PROBLEM STATEMENT. Work through the data and say how many lines contain "this". The number alone is the answer.
_____
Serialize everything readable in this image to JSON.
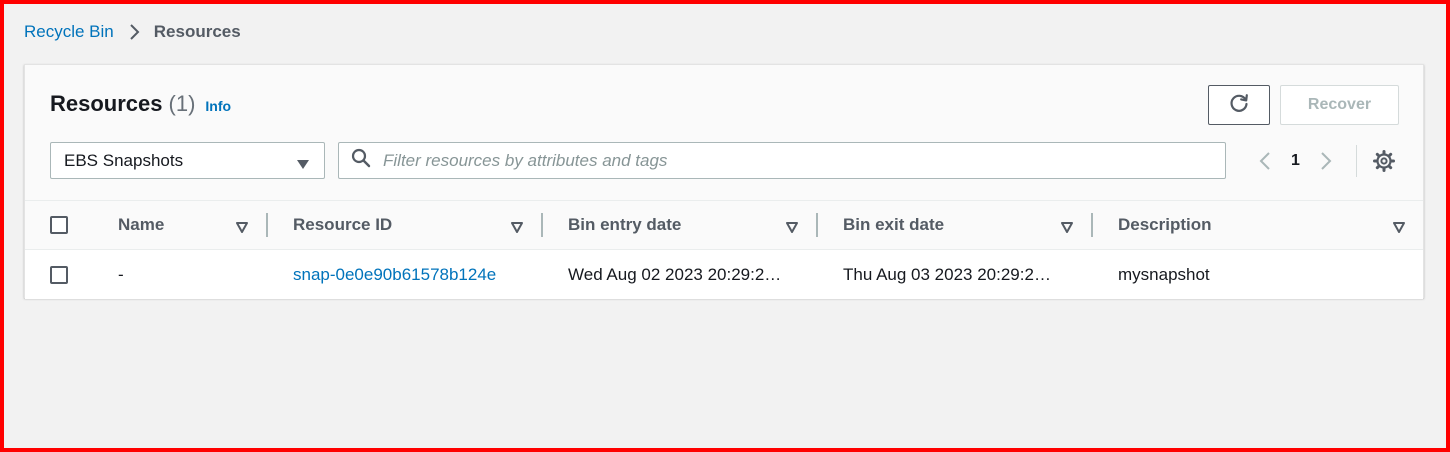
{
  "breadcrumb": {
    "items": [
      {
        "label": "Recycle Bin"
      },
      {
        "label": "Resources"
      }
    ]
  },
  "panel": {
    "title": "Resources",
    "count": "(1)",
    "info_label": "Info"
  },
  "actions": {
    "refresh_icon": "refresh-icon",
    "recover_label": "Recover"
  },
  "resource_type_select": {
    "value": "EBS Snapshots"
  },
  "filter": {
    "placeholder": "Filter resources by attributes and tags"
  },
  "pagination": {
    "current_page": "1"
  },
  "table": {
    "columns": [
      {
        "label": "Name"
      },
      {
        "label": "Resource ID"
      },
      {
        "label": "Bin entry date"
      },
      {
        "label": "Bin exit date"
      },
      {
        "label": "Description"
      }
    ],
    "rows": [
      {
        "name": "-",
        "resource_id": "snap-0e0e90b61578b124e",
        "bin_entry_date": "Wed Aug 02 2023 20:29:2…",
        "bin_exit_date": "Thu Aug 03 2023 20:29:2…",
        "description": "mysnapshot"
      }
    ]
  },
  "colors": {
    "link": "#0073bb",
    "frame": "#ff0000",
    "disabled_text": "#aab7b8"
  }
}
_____
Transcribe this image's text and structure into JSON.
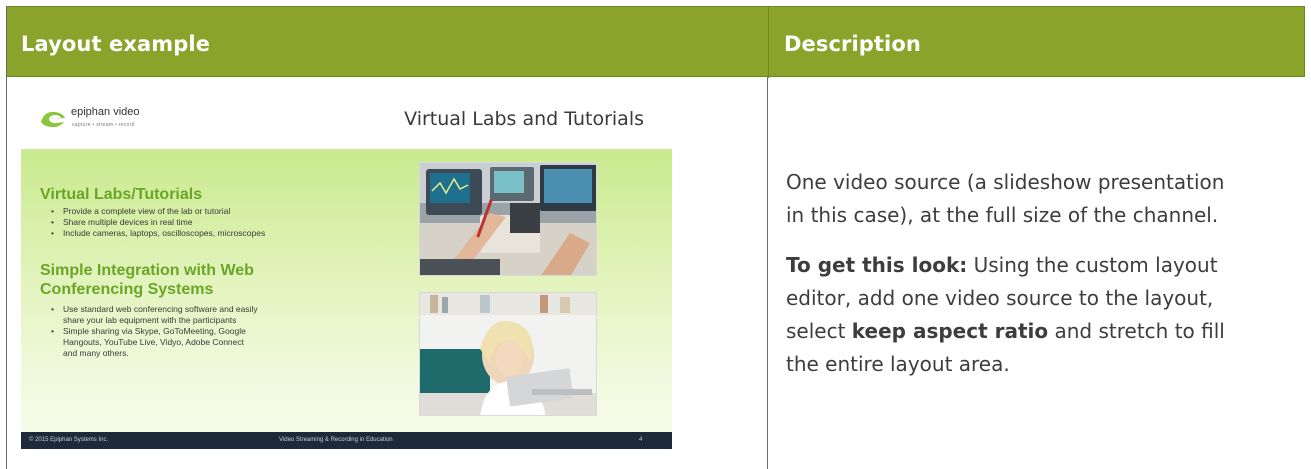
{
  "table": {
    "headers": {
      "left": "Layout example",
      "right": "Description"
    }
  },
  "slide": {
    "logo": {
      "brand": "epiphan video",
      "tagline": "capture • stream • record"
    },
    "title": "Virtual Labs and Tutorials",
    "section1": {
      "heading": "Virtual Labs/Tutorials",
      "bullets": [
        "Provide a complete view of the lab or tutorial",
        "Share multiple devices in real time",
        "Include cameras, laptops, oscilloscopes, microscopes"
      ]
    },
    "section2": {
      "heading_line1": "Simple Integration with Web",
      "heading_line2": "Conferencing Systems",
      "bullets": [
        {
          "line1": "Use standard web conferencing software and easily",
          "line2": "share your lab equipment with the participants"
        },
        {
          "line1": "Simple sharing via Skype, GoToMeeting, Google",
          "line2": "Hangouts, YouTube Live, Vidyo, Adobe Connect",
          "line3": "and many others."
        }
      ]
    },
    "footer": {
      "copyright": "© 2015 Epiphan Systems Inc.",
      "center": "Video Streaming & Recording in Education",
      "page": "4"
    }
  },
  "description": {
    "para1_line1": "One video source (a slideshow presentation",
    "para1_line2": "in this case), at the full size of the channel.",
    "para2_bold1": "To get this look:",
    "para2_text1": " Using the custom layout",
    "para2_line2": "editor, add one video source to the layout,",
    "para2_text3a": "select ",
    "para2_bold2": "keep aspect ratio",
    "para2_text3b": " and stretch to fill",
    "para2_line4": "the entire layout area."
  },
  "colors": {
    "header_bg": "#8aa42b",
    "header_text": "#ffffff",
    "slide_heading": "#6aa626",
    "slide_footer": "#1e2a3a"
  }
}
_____
EXERCISE RESULT. 4